**ASSIGNMENT:** Retyping the records exactly, down to the last line, is the whole job.

**THE DATA:**
########################################
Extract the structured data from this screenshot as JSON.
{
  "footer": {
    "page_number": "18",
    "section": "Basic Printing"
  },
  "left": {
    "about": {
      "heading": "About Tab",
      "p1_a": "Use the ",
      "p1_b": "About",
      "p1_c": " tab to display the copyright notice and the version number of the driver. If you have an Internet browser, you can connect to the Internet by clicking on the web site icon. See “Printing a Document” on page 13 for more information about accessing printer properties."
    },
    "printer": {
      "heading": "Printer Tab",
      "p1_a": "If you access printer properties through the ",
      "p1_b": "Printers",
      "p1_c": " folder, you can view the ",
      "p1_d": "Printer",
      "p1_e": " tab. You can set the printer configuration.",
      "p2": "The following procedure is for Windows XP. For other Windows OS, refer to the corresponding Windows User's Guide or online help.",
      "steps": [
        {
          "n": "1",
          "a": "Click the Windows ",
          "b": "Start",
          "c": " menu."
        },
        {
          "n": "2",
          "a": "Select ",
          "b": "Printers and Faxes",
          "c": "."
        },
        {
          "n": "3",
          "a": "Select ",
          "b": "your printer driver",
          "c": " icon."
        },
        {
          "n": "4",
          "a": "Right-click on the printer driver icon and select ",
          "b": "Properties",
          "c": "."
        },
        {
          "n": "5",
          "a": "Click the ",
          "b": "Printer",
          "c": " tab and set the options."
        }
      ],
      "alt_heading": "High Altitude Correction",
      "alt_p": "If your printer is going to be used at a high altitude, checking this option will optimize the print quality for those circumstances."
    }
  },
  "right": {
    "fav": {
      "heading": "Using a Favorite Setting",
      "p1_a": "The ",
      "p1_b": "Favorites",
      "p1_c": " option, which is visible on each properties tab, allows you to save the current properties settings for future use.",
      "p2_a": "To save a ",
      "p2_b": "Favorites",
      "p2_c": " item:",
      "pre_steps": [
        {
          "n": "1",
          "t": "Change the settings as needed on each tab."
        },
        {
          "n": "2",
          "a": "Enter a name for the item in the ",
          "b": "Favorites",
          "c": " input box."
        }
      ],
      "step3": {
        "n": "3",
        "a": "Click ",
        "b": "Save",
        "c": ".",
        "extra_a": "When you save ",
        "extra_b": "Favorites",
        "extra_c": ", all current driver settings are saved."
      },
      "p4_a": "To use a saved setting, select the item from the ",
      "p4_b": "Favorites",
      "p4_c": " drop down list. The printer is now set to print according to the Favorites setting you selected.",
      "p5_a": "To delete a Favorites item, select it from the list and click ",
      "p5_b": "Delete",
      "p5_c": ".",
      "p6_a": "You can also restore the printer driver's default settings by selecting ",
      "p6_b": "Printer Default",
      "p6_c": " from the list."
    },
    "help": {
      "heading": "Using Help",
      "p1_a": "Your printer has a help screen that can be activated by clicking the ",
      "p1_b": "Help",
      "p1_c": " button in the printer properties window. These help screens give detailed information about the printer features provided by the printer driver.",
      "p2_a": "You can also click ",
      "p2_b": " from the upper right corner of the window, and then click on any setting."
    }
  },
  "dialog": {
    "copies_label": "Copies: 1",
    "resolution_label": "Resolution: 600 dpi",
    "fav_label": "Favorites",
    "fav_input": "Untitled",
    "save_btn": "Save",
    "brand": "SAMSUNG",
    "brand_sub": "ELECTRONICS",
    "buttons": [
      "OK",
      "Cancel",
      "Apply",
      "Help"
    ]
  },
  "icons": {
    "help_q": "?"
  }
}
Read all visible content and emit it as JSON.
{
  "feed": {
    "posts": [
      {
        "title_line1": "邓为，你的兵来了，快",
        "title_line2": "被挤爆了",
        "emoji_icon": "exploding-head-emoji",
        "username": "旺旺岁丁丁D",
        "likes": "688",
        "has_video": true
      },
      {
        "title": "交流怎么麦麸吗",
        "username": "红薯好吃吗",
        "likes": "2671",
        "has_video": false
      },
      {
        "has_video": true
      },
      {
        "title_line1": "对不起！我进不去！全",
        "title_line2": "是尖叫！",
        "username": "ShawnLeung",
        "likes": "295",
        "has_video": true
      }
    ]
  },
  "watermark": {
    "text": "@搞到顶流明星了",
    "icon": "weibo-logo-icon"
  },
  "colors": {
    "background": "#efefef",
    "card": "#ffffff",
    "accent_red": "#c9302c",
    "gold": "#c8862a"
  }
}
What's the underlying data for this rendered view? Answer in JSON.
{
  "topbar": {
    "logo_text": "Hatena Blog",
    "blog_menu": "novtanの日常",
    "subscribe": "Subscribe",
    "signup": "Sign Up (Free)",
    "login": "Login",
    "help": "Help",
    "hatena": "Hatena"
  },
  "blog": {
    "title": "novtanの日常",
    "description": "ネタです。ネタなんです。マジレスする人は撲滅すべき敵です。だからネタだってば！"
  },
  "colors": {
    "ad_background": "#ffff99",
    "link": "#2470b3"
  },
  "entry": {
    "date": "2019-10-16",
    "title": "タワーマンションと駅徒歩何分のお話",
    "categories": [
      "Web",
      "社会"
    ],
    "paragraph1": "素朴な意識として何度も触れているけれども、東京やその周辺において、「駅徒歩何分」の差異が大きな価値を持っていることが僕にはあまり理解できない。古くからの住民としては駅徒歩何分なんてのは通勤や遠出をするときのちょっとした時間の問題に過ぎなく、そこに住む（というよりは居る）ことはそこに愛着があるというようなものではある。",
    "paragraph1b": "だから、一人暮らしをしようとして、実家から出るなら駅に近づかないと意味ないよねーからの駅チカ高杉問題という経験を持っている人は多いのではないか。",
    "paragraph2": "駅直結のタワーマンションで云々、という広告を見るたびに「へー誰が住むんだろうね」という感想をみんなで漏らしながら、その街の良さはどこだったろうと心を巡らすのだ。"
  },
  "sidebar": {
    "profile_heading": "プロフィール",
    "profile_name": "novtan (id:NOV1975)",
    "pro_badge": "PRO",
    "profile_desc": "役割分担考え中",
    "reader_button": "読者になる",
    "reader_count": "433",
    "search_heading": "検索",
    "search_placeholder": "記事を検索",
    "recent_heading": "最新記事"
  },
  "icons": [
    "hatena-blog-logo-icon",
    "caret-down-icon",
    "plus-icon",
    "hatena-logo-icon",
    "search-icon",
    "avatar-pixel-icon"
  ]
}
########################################
**ANSWER SPACE:**
Extract the structured data from this screenshot as JSON.
{
  "footer": {
    "page_number": "18",
    "section": "Basic Printing"
  },
  "left": {
    "about": {
      "heading": "About Tab",
      "p1_a": "Use the ",
      "p1_b": "About",
      "p1_c": " tab to display the copyright notice and the version number of the driver. If you have an Internet browser, you can connect to the Internet by clicking on the web site icon. See “Printing a Document” on page 13 for more information about accessing printer properties."
    },
    "printer": {
      "heading": "Printer Tab",
      "p1_a": "If you access printer properties through the ",
      "p1_b": "Printers",
      "p1_c": " folder, you can view the ",
      "p1_d": "Printer",
      "p1_e": " tab. You can set the printer configuration.",
      "p2": "The following procedure is for Windows XP. For other Windows OS, refer to the corresponding Windows User's Guide or online help.",
      "steps": [
        {
          "n": "1",
          "a": "Click the Windows ",
          "b": "Start",
          "c": " menu."
        },
        {
          "n": "2",
          "a": "Select ",
          "b": "Printers and Faxes",
          "c": "."
        },
        {
          "n": "3",
          "a": "Select ",
          "b": "your printer driver",
          "c": " icon."
        },
        {
          "n": "4",
          "a": "Right-click on the printer driver icon and select ",
          "b": "Properties",
          "c": "."
        },
        {
          "n": "5",
          "a": "Click the ",
          "b": "Printer",
          "c": " tab and set the options."
        }
      ],
      "alt_heading": "High Altitude Correction",
      "alt_p": "If your printer is going to be used at a high altitude, checking this option will optimize the print quality for those circumstances."
    }
  },
  "right": {
    "fav": {
      "heading": "Using a Favorite Setting",
      "p1_a": "The ",
      "p1_b": "Favorites",
      "p1_c": " option, which is visible on each properties tab, allows you to save the current properties settings for future use.",
      "p2_a": "To save a ",
      "p2_b": "Favorites",
      "p2_c": " item:",
      "pre_steps": [
        {
          "n": "1",
          "t": "Change the settings as needed on each tab."
        },
        {
          "n": "2",
          "a": "Enter a name for the item in the ",
          "b": "Favorites",
          "c": " input box."
        }
      ],
      "step3": {
        "n": "3",
        "a": "Click ",
        "b": "Save",
        "c": ".",
        "extra_a": "When you save ",
        "extra_b": "Favorites",
        "extra_c": ", all current driver settings are saved."
      },
      "p4_a": "To use a saved setting, select the item from the ",
      "p4_b": "Favorites",
      "p4_c": " drop down list. The printer is now set to print according to the Favorites setting you selected.",
      "p5_a": "To delete a Favorites item, select it from the list and click ",
      "p5_b": "Delete",
      "p5_c": ".",
      "p6_a": "You can also restore the printer driver's default settings by selecting ",
      "p6_b": "Printer Default",
      "p6_c": " from the list."
    },
    "help": {
      "heading": "Using Help",
      "p1_a": "Your printer has a help screen that can be activated by clicking the ",
      "p1_b": "Help",
      "p1_c": " button in the printer properties window. These help screens give detailed information about the printer features provided by the printer driver.",
      "p2_a": "You can also click ",
      "p2_b": " from the upper right corner of the window, and then click on any setting."
    }
  },
  "dialog": {
    "copies_label": "Copies: 1",
    "resolution_label": "Resolution: 600 dpi",
    "fav_label": "Favorites",
    "fav_input": "Untitled",
    "save_btn": "Save",
    "brand": "SAMSUNG",
    "brand_sub": "ELECTRONICS",
    "buttons": [
      "OK",
      "Cancel",
      "Apply",
      "Help"
    ]
  },
  "icons": {
    "help_q": "?"
  }
}
Read all visible content and emit it as JSON.
{
  "feed": {
    "posts": [
      {
        "title_line1": "邓为，你的兵来了，快",
        "title_line2": "被挤爆了",
        "emoji_icon": "exploding-head-emoji",
        "username": "旺旺岁丁丁D",
        "likes": "688",
        "has_video": true
      },
      {
        "title": "交流怎么麦麸吗",
        "username": "红薯好吃吗",
        "likes": "2671",
        "has_video": false
      },
      {
        "has_video": true
      },
      {
        "title_line1": "对不起！我进不去！全",
        "title_line2": "是尖叫！",
        "username": "ShawnLeung",
        "likes": "295",
        "has_video": true
      }
    ]
  },
  "watermark": {
    "text": "@搞到顶流明星了",
    "icon": "weibo-logo-icon"
  },
  "colors": {
    "background": "#efefef",
    "card": "#ffffff",
    "accent_red": "#c9302c",
    "gold": "#c8862a"
  }
}
What's the underlying data for this rendered view? Answer in JSON.
{
  "topbar": {
    "logo_text": "Hatena Blog",
    "blog_menu": "novtanの日常",
    "subscribe": "Subscribe",
    "signup": "Sign Up (Free)",
    "login": "Login",
    "help": "Help",
    "hatena": "Hatena"
  },
  "blog": {
    "title": "novtanの日常",
    "description": "ネタです。ネタなんです。マジレスする人は撲滅すべき敵です。だからネタだってば！"
  },
  "colors": {
    "ad_background": "#ffff99",
    "link": "#2470b3"
  },
  "entry": {
    "date": "2019-10-16",
    "title": "タワーマンションと駅徒歩何分のお話",
    "categories": [
      "Web",
      "社会"
    ],
    "paragraph1": "素朴な意識として何度も触れているけれども、東京やその周辺において、「駅徒歩何分」の差異が大きな価値を持っていることが僕にはあまり理解できない。古くからの住民としては駅徒歩何分なんてのは通勤や遠出をするときのちょっとした時間の問題に過ぎなく、そこに住む（というよりは居る）ことはそこに愛着があるというようなものではある。",
    "paragraph1b": "だから、一人暮らしをしようとして、実家から出るなら駅に近づかないと意味ないよねーからの駅チカ高杉問題という経験を持っている人は多いのではないか。",
    "paragraph2": "駅直結のタワーマンションで云々、という広告を見るたびに「へー誰が住むんだろうね」という感想をみんなで漏らしながら、その街の良さはどこだったろうと心を巡らすのだ。"
  },
  "sidebar": {
    "profile_heading": "プロフィール",
    "profile_name": "novtan (id:NOV1975)",
    "pro_badge": "PRO",
    "profile_desc": "役割分担考え中",
    "reader_button": "読者になる",
    "reader_count": "433",
    "search_heading": "検索",
    "search_placeholder": "記事を検索",
    "recent_heading": "最新記事"
  },
  "icons": [
    "hatena-blog-logo-icon",
    "caret-down-icon",
    "plus-icon",
    "hatena-logo-icon",
    "search-icon",
    "avatar-pixel-icon"
  ]
}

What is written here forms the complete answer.